|Updated: 10/04/2011 11:23 pm
||Published: 10/04/2011 11:16 pm
The faces of the Midway, even the carnival workers at the Tulsa State Fair all have a story.
They share their lives with more than five dozen Tulsa State Fair Chaplains who work from sunrise until the fair shuts down.
However, there is one particular story Chaplain Walker Moore says is special to him.
Fairgoers pay a dollar to see the World’s Smallest Women.
"A lot of people don't understand they think it's exploitation but they don't know the real lady,” says the woman’s cousin Arius Olbrice.
The woman may only be 29 inches tall but 34-year-old Lina has a strong heart.
Behind the wall you learn she and her cousin are from Haiti.
They work year-around to pay for her orphanage to care for the 300 children in her native country.
"She is the only breadwinner for this family and she is the only working for the family,” says Olbrice.
Lina speaks little English so her cousin translates for fairgoers.
"He's my friend, he's my brother.
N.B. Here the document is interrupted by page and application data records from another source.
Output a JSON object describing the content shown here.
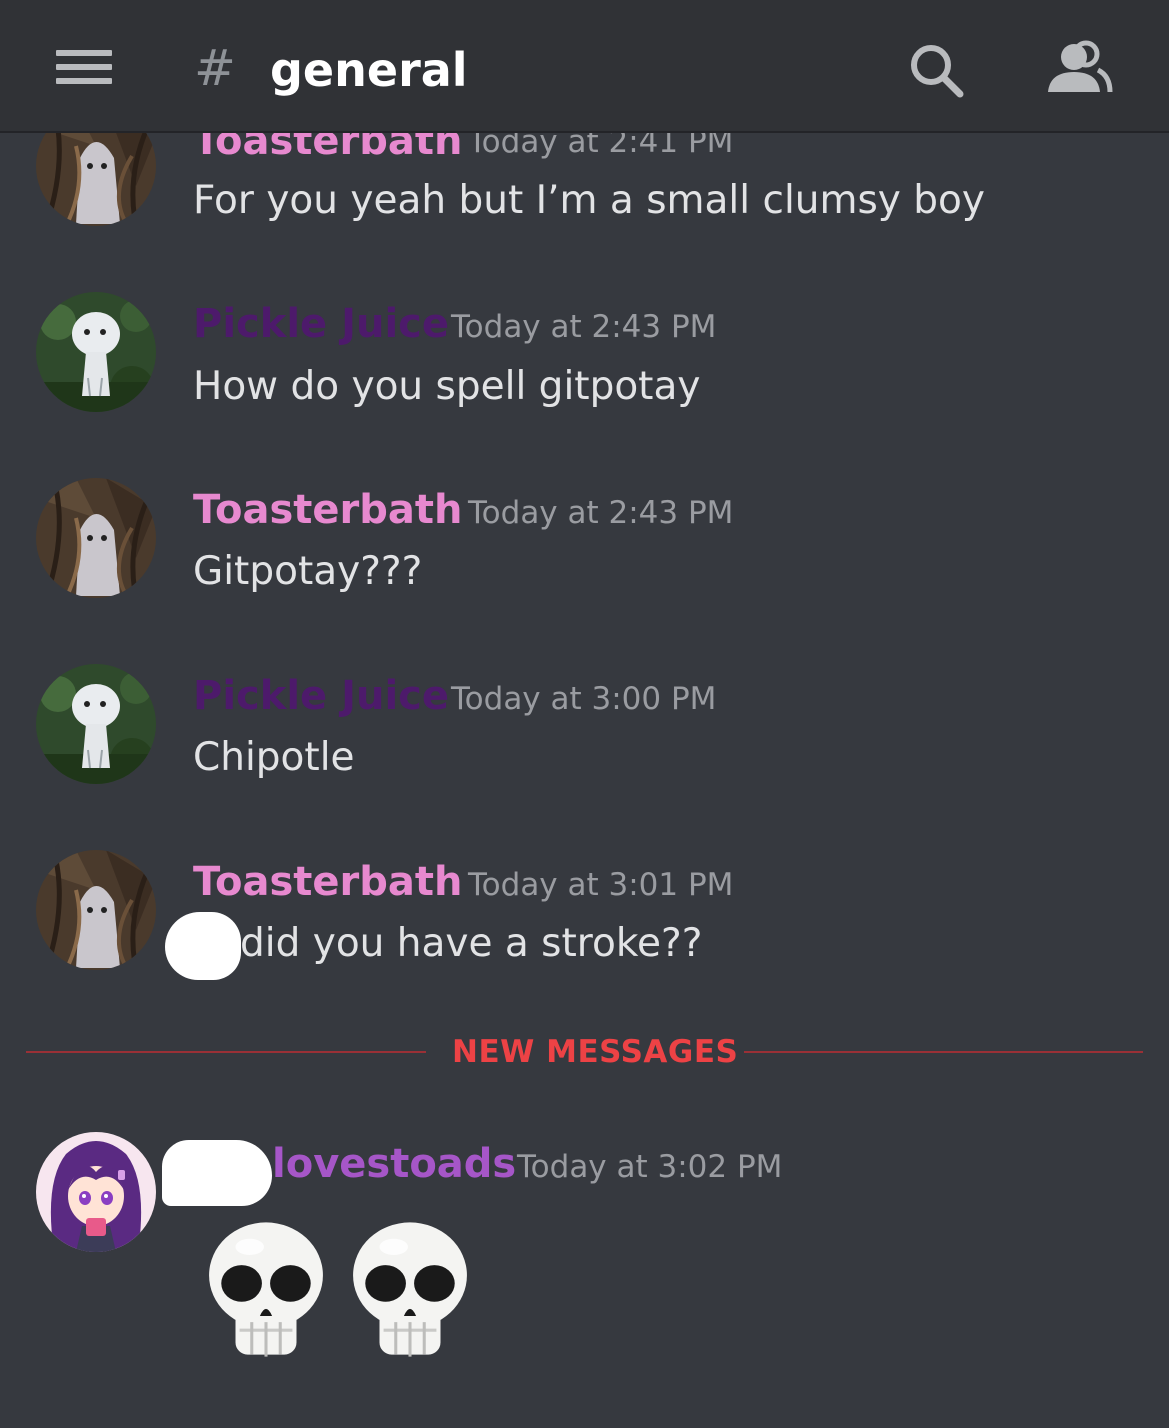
{
  "header": {
    "hash_symbol": "#",
    "channel_name": "general"
  },
  "messages": [
    {
      "author": "Toasterbath",
      "timestamp": "Today at 2:41 PM",
      "content": "For you yeah but I’m a small clumsy boy"
    },
    {
      "author": "Pickle Juice",
      "timestamp": "Today at 2:43 PM",
      "content": "How do you spell gitpotay"
    },
    {
      "author": "Toasterbath",
      "timestamp": "Today at 2:43 PM",
      "content": "Gitpotay???"
    },
    {
      "author": "Pickle Juice",
      "timestamp": "Today at 3:00 PM",
      "content": "Chipotle"
    },
    {
      "author": "Toasterbath",
      "timestamp": "Today at 3:01 PM",
      "content": "did you have a stroke??"
    },
    {
      "author": "lovestoads",
      "timestamp": "Today at 3:02 PM",
      "content": "skull emoji x2"
    }
  ],
  "new_messages_label": "NEW MESSAGES",
  "colors": {
    "background": "#36393f",
    "header": "#303236",
    "toasterbath": "#e789cf",
    "pickle_juice": "#4d1a6b",
    "lovestoads": "#a656c8",
    "new_messages": "#ed4245"
  },
  "icons": {
    "menu": "hamburger-menu-icon",
    "search": "search-icon",
    "members": "members-icon",
    "emoji": "skull-emoji"
  }
}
He helps so many, I try to help him,” says Chaplain Moore.
The Chaplain has been praying and offering encouragement on the Midway for 23 years.
"We want a lot more people to come to help a lot more children,” says Chaplain Moore.
Lina’s cousin says they are working through winter and won’t get home to Haiti until April.
"Hopefully we get more money and help more people,” says Olbrice.
This will be the first year for a church service at the Tulsa State Fair.
Service for all the workers will be held after the fair closes on Thursday.